/---

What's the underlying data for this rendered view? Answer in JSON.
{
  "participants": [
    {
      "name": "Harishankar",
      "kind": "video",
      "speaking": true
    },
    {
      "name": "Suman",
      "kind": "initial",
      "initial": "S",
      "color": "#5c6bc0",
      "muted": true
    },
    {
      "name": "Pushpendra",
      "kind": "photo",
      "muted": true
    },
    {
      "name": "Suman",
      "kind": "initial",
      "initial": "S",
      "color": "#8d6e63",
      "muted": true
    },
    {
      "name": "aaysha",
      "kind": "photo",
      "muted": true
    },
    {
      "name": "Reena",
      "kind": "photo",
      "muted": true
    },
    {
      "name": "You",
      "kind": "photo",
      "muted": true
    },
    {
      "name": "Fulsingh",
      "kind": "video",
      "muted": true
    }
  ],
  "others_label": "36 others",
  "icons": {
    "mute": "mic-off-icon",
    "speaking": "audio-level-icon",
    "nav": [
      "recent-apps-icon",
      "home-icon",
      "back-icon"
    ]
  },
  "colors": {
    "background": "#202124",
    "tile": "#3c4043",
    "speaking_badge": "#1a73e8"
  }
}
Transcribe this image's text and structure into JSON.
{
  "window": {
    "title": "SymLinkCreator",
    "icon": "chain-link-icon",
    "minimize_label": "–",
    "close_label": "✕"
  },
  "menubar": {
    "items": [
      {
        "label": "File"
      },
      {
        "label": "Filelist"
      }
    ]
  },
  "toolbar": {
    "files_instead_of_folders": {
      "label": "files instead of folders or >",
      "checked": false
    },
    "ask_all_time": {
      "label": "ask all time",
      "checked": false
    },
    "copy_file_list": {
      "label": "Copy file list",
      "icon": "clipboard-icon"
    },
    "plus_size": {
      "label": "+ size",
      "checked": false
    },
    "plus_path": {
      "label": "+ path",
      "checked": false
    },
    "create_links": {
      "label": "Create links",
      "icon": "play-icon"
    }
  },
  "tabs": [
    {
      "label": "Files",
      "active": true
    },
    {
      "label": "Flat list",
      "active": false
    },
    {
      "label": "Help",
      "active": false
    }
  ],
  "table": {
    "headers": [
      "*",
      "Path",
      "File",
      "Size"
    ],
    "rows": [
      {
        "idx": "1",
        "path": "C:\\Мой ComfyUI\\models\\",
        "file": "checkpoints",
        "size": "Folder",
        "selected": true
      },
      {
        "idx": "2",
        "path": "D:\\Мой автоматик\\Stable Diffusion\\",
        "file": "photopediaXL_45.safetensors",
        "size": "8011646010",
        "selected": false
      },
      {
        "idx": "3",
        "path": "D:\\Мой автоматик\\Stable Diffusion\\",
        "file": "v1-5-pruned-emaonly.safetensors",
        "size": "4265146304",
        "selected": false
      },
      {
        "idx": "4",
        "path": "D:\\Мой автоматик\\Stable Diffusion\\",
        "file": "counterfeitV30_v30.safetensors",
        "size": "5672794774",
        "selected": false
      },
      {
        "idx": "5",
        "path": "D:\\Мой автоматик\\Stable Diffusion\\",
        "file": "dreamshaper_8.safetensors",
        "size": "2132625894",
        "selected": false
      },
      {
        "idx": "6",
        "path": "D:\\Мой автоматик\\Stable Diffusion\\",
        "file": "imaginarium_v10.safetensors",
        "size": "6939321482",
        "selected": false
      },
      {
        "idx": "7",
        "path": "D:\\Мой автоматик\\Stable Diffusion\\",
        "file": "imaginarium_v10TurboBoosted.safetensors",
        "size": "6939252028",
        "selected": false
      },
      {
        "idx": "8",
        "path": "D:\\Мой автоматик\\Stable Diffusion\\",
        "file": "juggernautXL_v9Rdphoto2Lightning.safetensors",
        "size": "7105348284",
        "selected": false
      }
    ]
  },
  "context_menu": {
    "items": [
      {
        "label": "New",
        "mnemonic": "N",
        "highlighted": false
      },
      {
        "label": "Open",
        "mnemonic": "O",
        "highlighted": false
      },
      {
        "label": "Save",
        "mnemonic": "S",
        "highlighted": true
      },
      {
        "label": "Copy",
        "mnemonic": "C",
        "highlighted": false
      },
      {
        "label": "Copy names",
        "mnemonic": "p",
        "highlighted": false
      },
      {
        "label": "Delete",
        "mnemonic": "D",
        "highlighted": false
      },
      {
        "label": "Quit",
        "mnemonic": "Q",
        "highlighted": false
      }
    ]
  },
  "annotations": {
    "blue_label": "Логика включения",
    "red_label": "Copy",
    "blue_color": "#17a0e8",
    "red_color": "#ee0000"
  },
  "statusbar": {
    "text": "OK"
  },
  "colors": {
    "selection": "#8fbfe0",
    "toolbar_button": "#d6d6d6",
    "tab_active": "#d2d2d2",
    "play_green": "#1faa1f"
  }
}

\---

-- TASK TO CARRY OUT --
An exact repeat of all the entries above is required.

-- WRITTEN REPLY --
What's the underlying data for this rendered view? Answer in JSON.
{
  "participants": [
    {
      "name": "Harishankar",
      "kind": "video",
      "speaking": true
    },
    {
      "name": "Suman",
      "kind": "initial",
      "initial": "S",
      "color": "#5c6bc0",
      "muted": true
    },
    {
      "name": "Pushpendra",
      "kind": "photo",
      "muted": true
    },
    {
      "name": "Suman",
      "kind": "initial",
      "initial": "S",
      "color": "#8d6e63",
      "muted": true
    },
    {
      "name": "aaysha",
      "kind": "photo",
      "muted": true
    },
    {
      "name": "Reena",
      "kind": "photo",
      "muted": true
    },
    {
      "name": "You",
      "kind": "photo",
      "muted": true
    },
    {
      "name": "Fulsingh",
      "kind": "video",
      "muted": true
    }
  ],
  "others_label": "36 others",
  "icons": {
    "mute": "mic-off-icon",
    "speaking": "audio-level-icon",
    "nav": [
      "recent-apps-icon",
      "home-icon",
      "back-icon"
    ]
  },
  "colors": {
    "background": "#202124",
    "tile": "#3c4043",
    "speaking_badge": "#1a73e8"
  }
}
Transcribe this image's text and structure into JSON.
{
  "window": {
    "title": "SymLinkCreator",
    "icon": "chain-link-icon",
    "minimize_label": "–",
    "close_label": "✕"
  },
  "menubar": {
    "items": [
      {
        "label": "File"
      },
      {
        "label": "Filelist"
      }
    ]
  },
  "toolbar": {
    "files_instead_of_folders": {
      "label": "files instead of folders or >",
      "checked": false
    },
    "ask_all_time": {
      "label": "ask all time",
      "checked": false
    },
    "copy_file_list": {
      "label": "Copy file list",
      "icon": "clipboard-icon"
    },
    "plus_size": {
      "label": "+ size",
      "checked": false
    },
    "plus_path": {
      "label": "+ path",
      "checked": false
    },
    "create_links": {
      "label": "Create links",
      "icon": "play-icon"
    }
  },
  "tabs": [
    {
      "label": "Files",
      "active": true
    },
    {
      "label": "Flat list",
      "active": false
    },
    {
      "label": "Help",
      "active": false
    }
  ],
  "table": {
    "headers": [
      "*",
      "Path",
      "File",
      "Size"
    ],
    "rows": [
      {
        "idx": "1",
        "path": "C:\\Мой ComfyUI\\models\\",
        "file": "checkpoints",
        "size": "Folder",
        "selected": true
      },
      {
        "idx": "2",
        "path": "D:\\Мой автоматик\\Stable Diffusion\\",
        "file": "photopediaXL_45.safetensors",
        "size": "8011646010",
        "selected": false
      },
      {
        "idx": "3",
        "path": "D:\\Мой автоматик\\Stable Diffusion\\",
        "file": "v1-5-pruned-emaonly.safetensors",
        "size": "4265146304",
        "selected": false
      },
      {
        "idx": "4",
        "path": "D:\\Мой автоматик\\Stable Diffusion\\",
        "file": "counterfeitV30_v30.safetensors",
        "size": "5672794774",
        "selected": false
      },
      {
        "idx": "5",
        "path": "D:\\Мой автоматик\\Stable Diffusion\\",
        "file": "dreamshaper_8.safetensors",
        "size": "2132625894",
        "selected": false
      },
      {
        "idx": "6",
        "path": "D:\\Мой автоматик\\Stable Diffusion\\",
        "file": "imaginarium_v10.safetensors",
        "size": "6939321482",
        "selected": false
      },
      {
        "idx": "7",
        "path": "D:\\Мой автоматик\\Stable Diffusion\\",
        "file": "imaginarium_v10TurboBoosted.safetensors",
        "size": "6939252028",
        "selected": false
      },
      {
        "idx": "8",
        "path": "D:\\Мой автоматик\\Stable Diffusion\\",
        "file": "juggernautXL_v9Rdphoto2Lightning.safetensors",
        "size": "7105348284",
        "selected": false
      }
    ]
  },
  "context_menu": {
    "items": [
      {
        "label": "New",
        "mnemonic": "N",
        "highlighted": false
      },
      {
        "label": "Open",
        "mnemonic": "O",
        "highlighted": false
      },
      {
        "label": "Save",
        "mnemonic": "S",
        "highlighted": true
      },
      {
        "label": "Copy",
        "mnemonic": "C",
        "highlighted": false
      },
      {
        "label": "Copy names",
        "mnemonic": "p",
        "highlighted": false
      },
      {
        "label": "Delete",
        "mnemonic": "D",
        "highlighted": false
      },
      {
        "label": "Quit",
        "mnemonic": "Q",
        "highlighted": false
      }
    ]
  },
  "annotations": {
    "blue_label": "Логика включения",
    "red_label": "Copy",
    "blue_color": "#17a0e8",
    "red_color": "#ee0000"
  },
  "statusbar": {
    "text": "OK"
  },
  "colors": {
    "selection": "#8fbfe0",
    "toolbar_button": "#d6d6d6",
    "tab_active": "#d2d2d2",
    "play_green": "#1faa1f"
  }
}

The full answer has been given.